Style Living Self Celebrity Geeky News and Views
In the Paper BrandedUp Hello! Create with us Privacy Policy

This community-built online dictionary will teach you Cebuano, Hiligaynon, and more

By AYIE LICSI Published Aug 23, 2021 5:10 pm Updated Aug 24, 2021 8:33 pm

The Philippines is home to over 170 languages—some of which are becoming endangered. In an effort to help save and preserve these languages by teaching more people about these linguistic and cultural gems, Project Marayum was born.

Marayum (which means wise words in Asi) is an online dictionary platform developed by a team of computer scientists and linguists together with different communities. The team, led by University of the Philippines Diliman assistant professor Mario Carreon, created a platform where native language speakers can create and curate an online dictionary of their own languages. 

The first dictionary uploaded was the Asi-English translations and for this, entries from registered Asi language speakers were collected and peer-reviewed by assigned language experts.

Currently, Marayum hosts four dictionaries: Asi-English, Cebuano-English, Hiligaynon-English, and Kinaray-a-English.

Here are a few entries and definitions we found from the online dictionary:

  • Nayusrok (Asi) - noun: one of the two round organs on the upper half of the face that is used to see things with.
  • Way sapajan (Cebuano) - interjection: a polite word used to respond to a thank you.
  • Ginaray (Bikol-Central) - adverb: returning to a previous position or condition.
  • Bino (Kinaray-a) - noun: an alcoholic drink made from the fermented juice of certain fruits or vegetables.
  • Maluya (Hiligaynon) - adverb: having little strength, energy, or power.

Other dictionaries are being collated using the platform including Bikol-Buhi’non, Bikol-Central, Bikol-Rinconada, Masbatenyo, Kapampangan, Chavacano, Gaddang, Inakyeanon, Waray, and Ilocano.

Department of Science and Technology - Philippine Council for Industry, Energy, and Emerging Technology Research and Development (DOST-PCIEERD) Executive Director Dr. Enrico Paringit expressed support to the project and underscored its importance in celebration of Buwan ng Wika.

"The national language is as symbolic as the country's own freedom, giving it its unique identity as a sovereign nation.
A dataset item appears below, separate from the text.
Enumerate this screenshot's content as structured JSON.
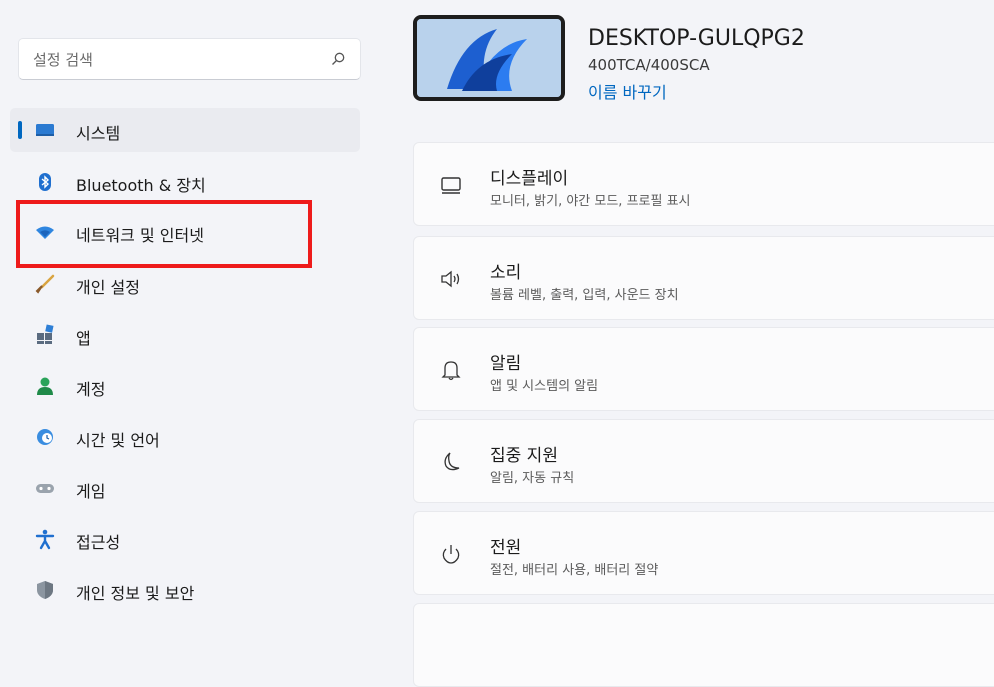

This Buwan ng Wika, we can also celebrate other local languages in the country through this project," Paringit said.

Project Marayum is funded by the DOST and monitored by the DOST-PCIEERD.

In the past, there have been other online dictionaries for Filipino dialects like (Cebuano and Hiligaynon to English/Tagalog) and (Cebuano to English), but these platforms don't allow registered members to contribute like Marayum.